A Russian immigrant and ethnic Chechen who is now a U.S. citizen, Tsarnaev was inspired by al-Qaeda and motivated by the U.S. military’s killing of Muslim civilians, the government claimed.
He’s charged with leaving homemade bombs in crowds near the marathon’s finish line on April 15. His older brother, who allegedly helped mastermind the plot, was killed after a shootout with police in an ensuing manhunt.
The explosions killed three people: Krystle Marie Campbell, 29, Lu Lingzi, 23, and Martin Richard, 8.
“It is hardly surprising that the government will be seeking the death penalty,” said Mark Pearlstein, a former prosecutor in Boston who’s now a lawyer at McDermott Will & Emery LLP. “In doing so, the legal proceedings will be greatly complicated and will take much longer to complete.”

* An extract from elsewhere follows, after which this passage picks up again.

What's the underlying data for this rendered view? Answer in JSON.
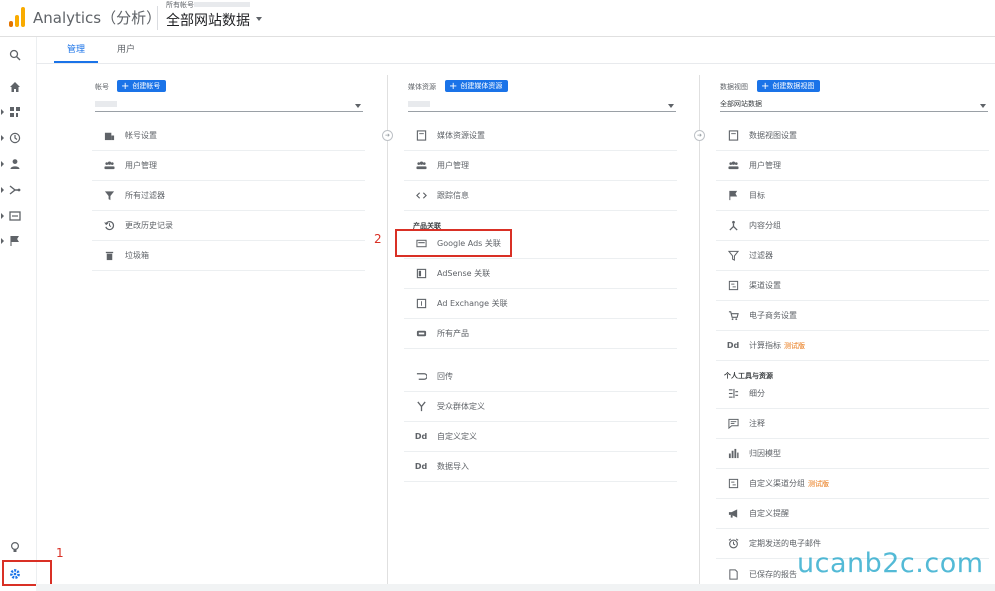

Massachusetts doesn’t have a death penalty. Executions under U.S. statute take place by lethal injection at the death chamber at the federal prison complex in Terre Haute, Indiana. Tsarnaev is being held in a federal medical facility in Ayer, Massachusetts. He faces a Feb. 28 deadline to decide whether to seek to move the trial out of Boston.

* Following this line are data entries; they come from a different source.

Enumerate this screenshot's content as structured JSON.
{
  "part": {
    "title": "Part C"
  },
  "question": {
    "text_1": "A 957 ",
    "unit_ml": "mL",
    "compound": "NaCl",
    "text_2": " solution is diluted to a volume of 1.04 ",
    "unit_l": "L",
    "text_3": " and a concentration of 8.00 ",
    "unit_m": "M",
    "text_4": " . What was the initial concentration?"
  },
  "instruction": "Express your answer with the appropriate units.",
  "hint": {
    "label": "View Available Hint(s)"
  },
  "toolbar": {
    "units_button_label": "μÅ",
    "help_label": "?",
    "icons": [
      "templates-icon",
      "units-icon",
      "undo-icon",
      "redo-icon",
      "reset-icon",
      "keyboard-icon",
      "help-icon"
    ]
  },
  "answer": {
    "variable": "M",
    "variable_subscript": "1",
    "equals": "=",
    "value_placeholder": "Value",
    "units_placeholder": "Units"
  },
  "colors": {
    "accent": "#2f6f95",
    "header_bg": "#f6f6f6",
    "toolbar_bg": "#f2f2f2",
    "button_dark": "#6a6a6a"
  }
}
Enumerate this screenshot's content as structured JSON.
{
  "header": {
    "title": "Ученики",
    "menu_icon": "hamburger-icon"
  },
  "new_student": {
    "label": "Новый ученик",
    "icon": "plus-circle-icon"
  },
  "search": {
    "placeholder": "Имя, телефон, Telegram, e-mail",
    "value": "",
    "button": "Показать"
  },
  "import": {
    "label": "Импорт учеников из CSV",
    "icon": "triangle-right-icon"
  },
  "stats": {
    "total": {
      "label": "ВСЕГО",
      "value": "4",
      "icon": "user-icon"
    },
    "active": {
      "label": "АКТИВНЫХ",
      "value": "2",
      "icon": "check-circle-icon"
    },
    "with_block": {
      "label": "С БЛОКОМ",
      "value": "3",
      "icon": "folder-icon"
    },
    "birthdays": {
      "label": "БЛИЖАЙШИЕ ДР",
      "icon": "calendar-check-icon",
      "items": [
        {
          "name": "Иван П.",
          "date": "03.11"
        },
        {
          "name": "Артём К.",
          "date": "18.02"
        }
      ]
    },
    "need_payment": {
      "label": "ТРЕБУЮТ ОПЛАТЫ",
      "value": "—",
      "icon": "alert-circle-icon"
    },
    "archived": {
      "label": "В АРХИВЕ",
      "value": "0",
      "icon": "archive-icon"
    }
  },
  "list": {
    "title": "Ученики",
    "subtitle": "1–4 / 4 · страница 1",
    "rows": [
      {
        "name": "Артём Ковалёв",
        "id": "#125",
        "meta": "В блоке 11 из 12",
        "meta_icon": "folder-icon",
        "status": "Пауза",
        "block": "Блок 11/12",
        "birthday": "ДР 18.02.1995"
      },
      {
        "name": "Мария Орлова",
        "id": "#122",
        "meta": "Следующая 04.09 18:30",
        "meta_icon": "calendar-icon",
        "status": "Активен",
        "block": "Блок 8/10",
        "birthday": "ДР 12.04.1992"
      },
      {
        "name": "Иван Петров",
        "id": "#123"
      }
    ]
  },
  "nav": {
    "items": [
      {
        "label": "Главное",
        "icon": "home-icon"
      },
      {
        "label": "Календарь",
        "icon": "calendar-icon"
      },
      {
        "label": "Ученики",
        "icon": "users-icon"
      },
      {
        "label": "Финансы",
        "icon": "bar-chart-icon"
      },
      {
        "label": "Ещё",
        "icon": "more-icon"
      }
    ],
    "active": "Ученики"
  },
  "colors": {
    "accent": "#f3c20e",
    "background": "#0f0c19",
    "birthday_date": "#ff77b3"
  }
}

“Eric Holder chose to speak for the nation as a whole, rather than for just Boston or Massachusetts,” said Daniel Filler, a professor at Drexel University School of Law in Philadelphia. “Massachusetts residents, the jury, will make the final call about imposing death,” said Filler, who created a capital defense clinic while at the University of Alabama.
In addition to the bombing deaths, Tsarnaev is charged with killing Sean Collier, a police officer for the Massachusetts Institute of Technology in Cambridge. Collier’s shooting at point-blank range on the evening of April 18 set off an overnight manhunt that led to Tsarnaev’s capture and the death of his brother, Tamerlan, 26.

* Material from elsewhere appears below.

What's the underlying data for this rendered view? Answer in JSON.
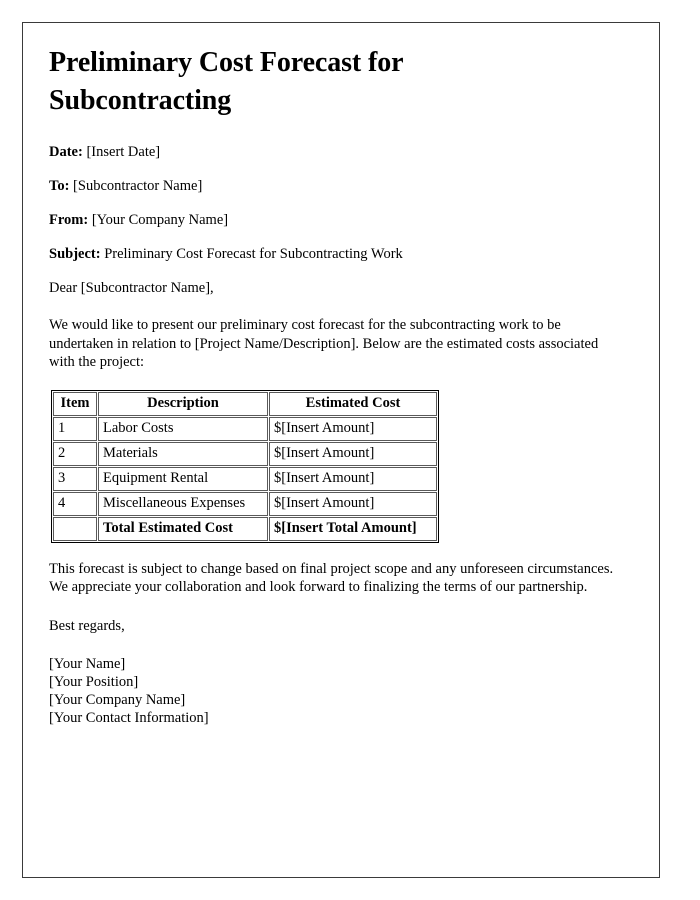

Holder’s decision drew an objection from Amnesty International USA.
“Capital punishment contributes to a cycle of violence and it is outrageous that as the world moves away from the death penalty, the U.S. federal government has decided to seek a death sentence,” Steven Hawkins, executive director of the human rights group, said in an e-mail.
Three days after the bombing, the Federal Bureau of Investigation released pictures of the brothers taken near the scene of the blasts, before authorities had identified them.
Three of Dzhokhar Tsarnaev’s friends recognized him, prosecutors said. They were later charged with conspiring to obstruct a federal probe into the attack by hiding or destroying evidence. All three have pleaded not guilty and face trial in June.
Tsarnaev “committed the offense in an especially heinous, cruel and depraved manner,” Ortiz said in a filing yesterday in federal court in Boston.
She listed aggravating factors to back the call for a death sentence, including the planning that went into the attack and the selection of an “iconic event” known to draw large crowds.
Additional factors were the multiple killings, the death of a child, Tsarnaev’s statements encouraging others to commit acts of terrorism and his participation in a shootout with police on April 19, according to the filing.
Tsarnaev received asylum from the U.S. and enjoyed the freedom of being a citizen, Ortiz said. He “betrayed his allegiance to the United States by killing and maiming people,” she said.
The case is U.S. v. Tsarnaev, 13-cr-10200, U.S. District Court, District of Massachusetts (Boston).